= Your task =
The exercise asks for every line of the data to be reproduced exactly.
---- Records for this task
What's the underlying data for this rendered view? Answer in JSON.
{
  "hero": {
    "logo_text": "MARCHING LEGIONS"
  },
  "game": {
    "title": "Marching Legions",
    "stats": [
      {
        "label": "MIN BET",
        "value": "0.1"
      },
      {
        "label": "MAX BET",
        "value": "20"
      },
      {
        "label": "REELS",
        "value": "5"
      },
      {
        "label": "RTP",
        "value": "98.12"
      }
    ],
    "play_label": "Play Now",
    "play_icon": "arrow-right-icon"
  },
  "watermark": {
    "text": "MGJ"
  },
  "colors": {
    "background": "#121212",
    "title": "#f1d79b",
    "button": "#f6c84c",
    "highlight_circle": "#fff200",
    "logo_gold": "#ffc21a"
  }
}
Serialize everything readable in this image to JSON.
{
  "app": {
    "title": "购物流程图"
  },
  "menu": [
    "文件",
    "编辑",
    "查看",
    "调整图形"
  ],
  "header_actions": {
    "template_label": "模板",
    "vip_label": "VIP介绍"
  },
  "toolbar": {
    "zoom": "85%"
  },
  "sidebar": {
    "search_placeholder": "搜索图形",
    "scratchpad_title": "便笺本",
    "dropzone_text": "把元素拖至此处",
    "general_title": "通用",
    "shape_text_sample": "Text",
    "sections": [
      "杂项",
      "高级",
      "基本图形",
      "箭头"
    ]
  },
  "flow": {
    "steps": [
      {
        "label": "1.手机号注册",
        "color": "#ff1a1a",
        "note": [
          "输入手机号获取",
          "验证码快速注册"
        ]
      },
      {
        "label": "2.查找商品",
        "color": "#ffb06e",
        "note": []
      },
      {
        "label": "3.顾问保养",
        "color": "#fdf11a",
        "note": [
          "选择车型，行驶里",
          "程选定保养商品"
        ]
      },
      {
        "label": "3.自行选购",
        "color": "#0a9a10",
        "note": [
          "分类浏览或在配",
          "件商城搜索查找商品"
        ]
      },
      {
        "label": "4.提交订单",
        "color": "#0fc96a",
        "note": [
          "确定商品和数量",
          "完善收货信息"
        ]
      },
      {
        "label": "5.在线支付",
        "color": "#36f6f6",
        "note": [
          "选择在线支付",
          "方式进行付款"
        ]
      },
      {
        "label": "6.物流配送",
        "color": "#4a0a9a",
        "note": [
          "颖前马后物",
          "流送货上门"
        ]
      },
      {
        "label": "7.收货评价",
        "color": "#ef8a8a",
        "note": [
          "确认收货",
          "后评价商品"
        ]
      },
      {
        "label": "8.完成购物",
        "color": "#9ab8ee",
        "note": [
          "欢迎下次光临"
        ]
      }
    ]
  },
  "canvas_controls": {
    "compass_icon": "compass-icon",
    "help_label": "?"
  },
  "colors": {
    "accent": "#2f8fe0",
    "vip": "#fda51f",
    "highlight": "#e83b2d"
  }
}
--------
= Answer to this exercise =
What's the underlying data for this rendered view? Answer in JSON.
{
  "hero": {
    "logo_text": "MARCHING LEGIONS"
  },
  "game": {
    "title": "Marching Legions",
    "stats": [
      {
        "label": "MIN BET",
        "value": "0.1"
      },
      {
        "label": "MAX BET",
        "value": "20"
      },
      {
        "label": "REELS",
        "value": "5"
      },
      {
        "label": "RTP",
        "value": "98.12"
      }
    ],
    "play_label": "Play Now",
    "play_icon": "arrow-right-icon"
  },
  "watermark": {
    "text": "MGJ"
  },
  "colors": {
    "background": "#121212",
    "title": "#f1d79b",
    "button": "#f6c84c",
    "highlight_circle": "#fff200",
    "logo_gold": "#ffc21a"
  }
}
Serialize everything readable in this image to JSON.
{
  "app": {
    "title": "购物流程图"
  },
  "menu": [
    "文件",
    "编辑",
    "查看",
    "调整图形"
  ],
  "header_actions": {
    "template_label": "模板",
    "vip_label": "VIP介绍"
  },
  "toolbar": {
    "zoom": "85%"
  },
  "sidebar": {
    "search_placeholder": "搜索图形",
    "scratchpad_title": "便笺本",
    "dropzone_text": "把元素拖至此处",
    "general_title": "通用",
    "shape_text_sample": "Text",
    "sections": [
      "杂项",
      "高级",
      "基本图形",
      "箭头"
    ]
  },
  "flow": {
    "steps": [
      {
        "label": "1.手机号注册",
        "color": "#ff1a1a",
        "note": [
          "输入手机号获取",
          "验证码快速注册"
        ]
      },
      {
        "label": "2.查找商品",
        "color": "#ffb06e",
        "note": []
      },
      {
        "label": "3.顾问保养",
        "color": "#fdf11a",
        "note": [
          "选择车型，行驶里",
          "程选定保养商品"
        ]
      },
      {
        "label": "3.自行选购",
        "color": "#0a9a10",
        "note": [
          "分类浏览或在配",
          "件商城搜索查找商品"
        ]
      },
      {
        "label": "4.提交订单",
        "color": "#0fc96a",
        "note": [
          "确定商品和数量",
          "完善收货信息"
        ]
      },
      {
        "label": "5.在线支付",
        "color": "#36f6f6",
        "note": [
          "选择在线支付",
          "方式进行付款"
        ]
      },
      {
        "label": "6.物流配送",
        "color": "#4a0a9a",
        "note": [
          "颖前马后物",
          "流送货上门"
        ]
      },
      {
        "label": "7.收货评价",
        "color": "#ef8a8a",
        "note": [
          "确认收货",
          "后评价商品"
        ]
      },
      {
        "label": "8.完成购物",
        "color": "#9ab8ee",
        "note": [
          "欢迎下次光临"
        ]
      }
    ]
  },
  "canvas_controls": {
    "compass_icon": "compass-icon",
    "help_label": "?"
  },
  "colors": {
    "accent": "#2f8fe0",
    "vip": "#fda51f",
    "highlight": "#e83b2d"
  }
}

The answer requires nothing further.